__Exercise description__. Every line below that holds the string "learners" should be copied.

START Material to process

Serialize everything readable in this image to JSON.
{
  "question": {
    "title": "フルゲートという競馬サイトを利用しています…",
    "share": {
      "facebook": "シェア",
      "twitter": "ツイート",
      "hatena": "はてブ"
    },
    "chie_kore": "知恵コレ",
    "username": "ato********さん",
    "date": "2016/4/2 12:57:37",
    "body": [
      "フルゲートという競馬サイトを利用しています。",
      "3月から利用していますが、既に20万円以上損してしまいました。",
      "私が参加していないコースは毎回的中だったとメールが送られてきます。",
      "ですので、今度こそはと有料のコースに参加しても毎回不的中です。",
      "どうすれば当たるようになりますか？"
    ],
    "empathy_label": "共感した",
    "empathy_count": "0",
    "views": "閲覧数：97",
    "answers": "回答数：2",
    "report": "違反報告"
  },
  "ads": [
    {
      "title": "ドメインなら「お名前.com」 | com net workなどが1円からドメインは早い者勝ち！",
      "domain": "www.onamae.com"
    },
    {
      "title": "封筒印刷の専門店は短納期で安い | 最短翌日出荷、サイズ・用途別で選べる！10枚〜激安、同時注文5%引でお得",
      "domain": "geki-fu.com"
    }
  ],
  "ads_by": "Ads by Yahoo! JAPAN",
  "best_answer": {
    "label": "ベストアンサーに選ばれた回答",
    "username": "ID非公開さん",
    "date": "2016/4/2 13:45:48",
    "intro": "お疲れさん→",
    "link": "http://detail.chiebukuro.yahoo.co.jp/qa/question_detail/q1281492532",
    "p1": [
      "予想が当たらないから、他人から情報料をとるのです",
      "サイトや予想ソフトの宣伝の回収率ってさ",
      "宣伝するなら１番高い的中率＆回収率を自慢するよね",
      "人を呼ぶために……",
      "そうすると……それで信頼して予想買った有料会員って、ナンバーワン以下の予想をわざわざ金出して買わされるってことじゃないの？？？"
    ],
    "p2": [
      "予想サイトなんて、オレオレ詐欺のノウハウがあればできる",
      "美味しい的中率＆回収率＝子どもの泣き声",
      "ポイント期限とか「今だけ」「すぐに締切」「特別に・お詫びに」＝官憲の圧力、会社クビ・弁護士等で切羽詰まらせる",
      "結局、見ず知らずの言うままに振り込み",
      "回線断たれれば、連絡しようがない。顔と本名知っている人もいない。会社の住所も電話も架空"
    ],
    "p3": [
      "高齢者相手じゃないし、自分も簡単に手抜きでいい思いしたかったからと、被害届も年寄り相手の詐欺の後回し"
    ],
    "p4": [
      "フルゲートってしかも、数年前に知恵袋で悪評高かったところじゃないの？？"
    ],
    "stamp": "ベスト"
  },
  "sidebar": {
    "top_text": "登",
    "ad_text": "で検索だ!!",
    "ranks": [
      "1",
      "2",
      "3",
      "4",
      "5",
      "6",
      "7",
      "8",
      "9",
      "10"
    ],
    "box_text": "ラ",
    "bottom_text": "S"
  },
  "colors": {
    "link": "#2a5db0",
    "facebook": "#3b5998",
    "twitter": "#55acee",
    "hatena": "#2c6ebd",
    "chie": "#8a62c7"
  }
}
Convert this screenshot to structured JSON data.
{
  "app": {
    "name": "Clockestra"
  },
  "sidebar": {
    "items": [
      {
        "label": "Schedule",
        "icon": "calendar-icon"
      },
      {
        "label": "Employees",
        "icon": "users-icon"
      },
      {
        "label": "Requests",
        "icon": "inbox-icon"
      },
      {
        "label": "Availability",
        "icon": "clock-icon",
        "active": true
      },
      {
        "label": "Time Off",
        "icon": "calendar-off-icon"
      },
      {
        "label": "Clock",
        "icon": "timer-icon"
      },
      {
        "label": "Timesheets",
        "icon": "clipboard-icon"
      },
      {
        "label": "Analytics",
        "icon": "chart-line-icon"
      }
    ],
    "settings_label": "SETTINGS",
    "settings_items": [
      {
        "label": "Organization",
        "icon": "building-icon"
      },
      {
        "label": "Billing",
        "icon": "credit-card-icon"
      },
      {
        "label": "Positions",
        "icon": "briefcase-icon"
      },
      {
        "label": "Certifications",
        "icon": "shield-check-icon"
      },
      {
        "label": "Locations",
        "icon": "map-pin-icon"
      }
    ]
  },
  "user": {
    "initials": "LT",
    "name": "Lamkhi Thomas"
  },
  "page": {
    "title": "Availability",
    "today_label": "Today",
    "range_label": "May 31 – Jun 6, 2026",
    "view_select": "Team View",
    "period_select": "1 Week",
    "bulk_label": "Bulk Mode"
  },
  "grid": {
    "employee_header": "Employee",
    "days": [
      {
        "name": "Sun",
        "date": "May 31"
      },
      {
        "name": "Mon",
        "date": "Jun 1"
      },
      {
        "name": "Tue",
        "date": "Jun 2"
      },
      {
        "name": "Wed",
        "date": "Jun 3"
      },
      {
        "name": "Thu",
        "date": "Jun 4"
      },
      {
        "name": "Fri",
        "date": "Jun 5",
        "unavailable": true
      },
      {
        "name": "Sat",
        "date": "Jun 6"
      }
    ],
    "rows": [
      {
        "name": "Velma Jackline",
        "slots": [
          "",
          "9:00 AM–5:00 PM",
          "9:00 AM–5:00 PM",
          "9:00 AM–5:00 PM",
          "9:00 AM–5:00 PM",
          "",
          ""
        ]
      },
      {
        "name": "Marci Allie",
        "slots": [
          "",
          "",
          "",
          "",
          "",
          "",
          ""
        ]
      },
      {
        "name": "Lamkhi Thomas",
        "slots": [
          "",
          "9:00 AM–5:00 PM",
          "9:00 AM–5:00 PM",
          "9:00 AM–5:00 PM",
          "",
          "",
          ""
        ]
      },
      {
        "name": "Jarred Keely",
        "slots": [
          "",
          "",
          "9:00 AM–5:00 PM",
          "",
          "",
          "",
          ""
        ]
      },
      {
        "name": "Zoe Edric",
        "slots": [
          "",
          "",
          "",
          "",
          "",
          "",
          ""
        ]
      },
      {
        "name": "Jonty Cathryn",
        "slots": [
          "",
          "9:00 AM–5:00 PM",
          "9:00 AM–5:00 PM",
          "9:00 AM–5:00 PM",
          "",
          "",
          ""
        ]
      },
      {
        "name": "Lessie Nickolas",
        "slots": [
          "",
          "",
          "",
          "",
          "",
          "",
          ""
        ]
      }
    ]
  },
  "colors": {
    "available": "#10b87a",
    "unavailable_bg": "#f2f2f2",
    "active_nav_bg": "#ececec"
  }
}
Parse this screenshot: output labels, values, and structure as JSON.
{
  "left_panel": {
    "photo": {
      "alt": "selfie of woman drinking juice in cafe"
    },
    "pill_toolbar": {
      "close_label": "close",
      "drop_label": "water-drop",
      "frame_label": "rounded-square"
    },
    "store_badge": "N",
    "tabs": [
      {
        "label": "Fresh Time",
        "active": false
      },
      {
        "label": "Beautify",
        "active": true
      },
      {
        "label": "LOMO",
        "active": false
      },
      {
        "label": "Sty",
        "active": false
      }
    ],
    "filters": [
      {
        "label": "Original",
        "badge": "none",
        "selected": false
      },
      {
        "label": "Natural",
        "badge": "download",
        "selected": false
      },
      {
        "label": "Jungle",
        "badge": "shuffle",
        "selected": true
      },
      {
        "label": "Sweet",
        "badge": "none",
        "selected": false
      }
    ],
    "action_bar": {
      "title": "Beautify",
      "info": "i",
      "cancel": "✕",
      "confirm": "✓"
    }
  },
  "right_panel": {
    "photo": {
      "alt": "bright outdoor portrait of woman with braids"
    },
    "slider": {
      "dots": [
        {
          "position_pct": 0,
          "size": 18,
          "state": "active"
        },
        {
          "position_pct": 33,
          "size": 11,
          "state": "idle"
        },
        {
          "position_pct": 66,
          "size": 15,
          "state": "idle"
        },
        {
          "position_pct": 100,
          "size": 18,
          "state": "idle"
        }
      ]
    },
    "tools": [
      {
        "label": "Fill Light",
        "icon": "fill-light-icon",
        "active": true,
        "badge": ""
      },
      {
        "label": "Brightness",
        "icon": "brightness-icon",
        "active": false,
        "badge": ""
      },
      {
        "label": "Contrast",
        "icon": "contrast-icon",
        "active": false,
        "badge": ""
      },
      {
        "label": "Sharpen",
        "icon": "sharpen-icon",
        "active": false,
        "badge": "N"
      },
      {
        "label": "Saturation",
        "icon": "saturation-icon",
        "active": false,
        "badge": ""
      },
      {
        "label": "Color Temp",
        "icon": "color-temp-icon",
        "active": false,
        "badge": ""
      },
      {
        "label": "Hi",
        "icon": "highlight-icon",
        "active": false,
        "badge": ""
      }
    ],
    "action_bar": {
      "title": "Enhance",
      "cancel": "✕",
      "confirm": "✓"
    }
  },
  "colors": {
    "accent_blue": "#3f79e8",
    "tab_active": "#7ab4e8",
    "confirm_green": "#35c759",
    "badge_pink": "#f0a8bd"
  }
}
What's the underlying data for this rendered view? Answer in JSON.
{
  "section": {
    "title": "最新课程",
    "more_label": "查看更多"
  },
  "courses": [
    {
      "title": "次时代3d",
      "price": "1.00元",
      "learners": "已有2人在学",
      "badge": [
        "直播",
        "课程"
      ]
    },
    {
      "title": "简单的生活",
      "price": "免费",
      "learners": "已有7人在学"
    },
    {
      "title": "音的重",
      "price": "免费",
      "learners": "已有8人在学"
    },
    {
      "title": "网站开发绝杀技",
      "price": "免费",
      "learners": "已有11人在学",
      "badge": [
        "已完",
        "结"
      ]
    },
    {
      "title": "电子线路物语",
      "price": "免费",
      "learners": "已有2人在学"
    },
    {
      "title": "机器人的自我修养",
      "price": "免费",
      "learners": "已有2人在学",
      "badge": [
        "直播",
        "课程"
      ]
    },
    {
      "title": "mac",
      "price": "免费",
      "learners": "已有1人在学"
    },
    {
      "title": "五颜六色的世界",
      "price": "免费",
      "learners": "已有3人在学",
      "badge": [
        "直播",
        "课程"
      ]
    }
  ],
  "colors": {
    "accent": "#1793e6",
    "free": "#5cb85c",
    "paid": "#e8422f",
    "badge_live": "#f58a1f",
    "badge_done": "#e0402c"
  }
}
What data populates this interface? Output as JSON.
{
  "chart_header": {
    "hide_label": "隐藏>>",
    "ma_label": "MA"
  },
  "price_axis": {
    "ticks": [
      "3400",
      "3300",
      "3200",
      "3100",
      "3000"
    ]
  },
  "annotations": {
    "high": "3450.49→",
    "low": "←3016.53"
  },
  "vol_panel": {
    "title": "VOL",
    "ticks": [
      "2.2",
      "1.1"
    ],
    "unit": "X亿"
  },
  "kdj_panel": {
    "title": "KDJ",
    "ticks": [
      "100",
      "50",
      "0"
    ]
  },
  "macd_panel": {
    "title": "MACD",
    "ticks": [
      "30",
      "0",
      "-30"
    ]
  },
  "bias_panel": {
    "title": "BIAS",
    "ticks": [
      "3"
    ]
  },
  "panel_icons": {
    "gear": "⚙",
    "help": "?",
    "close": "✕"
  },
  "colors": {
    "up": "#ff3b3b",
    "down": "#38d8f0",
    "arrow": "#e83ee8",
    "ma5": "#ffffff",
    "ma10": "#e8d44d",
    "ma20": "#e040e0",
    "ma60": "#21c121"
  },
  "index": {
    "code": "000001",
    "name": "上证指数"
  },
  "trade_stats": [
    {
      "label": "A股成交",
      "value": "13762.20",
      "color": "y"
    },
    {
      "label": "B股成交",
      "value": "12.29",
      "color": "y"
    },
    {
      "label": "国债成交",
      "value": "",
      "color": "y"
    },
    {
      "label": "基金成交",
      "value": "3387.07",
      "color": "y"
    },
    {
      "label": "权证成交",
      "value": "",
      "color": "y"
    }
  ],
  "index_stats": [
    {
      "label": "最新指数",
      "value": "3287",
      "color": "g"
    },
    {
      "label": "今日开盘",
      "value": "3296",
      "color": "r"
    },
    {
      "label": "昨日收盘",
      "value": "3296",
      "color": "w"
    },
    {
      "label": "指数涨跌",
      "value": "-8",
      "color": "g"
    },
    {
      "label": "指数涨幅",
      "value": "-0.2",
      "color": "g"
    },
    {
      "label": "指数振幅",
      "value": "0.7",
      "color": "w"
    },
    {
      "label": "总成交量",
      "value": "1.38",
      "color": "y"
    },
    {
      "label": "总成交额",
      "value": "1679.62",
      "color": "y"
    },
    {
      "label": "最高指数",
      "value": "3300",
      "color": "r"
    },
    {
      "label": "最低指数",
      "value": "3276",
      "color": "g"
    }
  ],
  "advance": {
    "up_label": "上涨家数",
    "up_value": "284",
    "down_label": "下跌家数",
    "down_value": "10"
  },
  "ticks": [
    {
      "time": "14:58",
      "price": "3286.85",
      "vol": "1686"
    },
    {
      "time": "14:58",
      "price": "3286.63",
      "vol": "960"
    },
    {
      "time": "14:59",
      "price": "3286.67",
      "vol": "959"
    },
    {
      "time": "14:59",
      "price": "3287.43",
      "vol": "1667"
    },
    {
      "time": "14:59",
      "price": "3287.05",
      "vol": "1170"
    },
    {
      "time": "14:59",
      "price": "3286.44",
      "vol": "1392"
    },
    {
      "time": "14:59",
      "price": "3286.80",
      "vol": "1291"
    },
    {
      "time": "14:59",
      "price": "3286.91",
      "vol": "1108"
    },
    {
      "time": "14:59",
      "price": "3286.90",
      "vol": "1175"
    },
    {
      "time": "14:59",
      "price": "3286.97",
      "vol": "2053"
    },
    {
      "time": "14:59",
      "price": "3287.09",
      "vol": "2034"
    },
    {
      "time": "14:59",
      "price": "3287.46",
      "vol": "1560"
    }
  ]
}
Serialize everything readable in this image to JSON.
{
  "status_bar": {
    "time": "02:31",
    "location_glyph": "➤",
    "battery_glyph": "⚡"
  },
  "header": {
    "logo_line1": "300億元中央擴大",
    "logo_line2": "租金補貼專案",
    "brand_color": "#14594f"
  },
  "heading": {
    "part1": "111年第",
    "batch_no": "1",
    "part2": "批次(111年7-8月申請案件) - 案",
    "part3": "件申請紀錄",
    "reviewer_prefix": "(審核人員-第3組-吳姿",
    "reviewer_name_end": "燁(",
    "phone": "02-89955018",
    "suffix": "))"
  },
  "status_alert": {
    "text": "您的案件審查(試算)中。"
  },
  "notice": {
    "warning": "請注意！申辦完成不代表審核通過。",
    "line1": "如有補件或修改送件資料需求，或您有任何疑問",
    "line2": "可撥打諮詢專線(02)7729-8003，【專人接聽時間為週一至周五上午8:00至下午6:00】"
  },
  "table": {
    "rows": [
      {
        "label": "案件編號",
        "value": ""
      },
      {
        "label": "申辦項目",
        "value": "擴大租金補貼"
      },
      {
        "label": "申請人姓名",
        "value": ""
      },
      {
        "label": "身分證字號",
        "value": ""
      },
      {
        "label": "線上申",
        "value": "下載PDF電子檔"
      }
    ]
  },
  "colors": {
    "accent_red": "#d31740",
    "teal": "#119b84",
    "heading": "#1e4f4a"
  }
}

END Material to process

__Answer for the task__.
      "learners": "已有2人在学",
      "learners": "已有7人在学"
      "learners": "已有8人在学"
      "learners": "已有11人在学",
      "learners": "已有2人在学"
      "learners": "已有2人在学",
      "learners": "已有1人在学"
      "learners": "已有3人在学",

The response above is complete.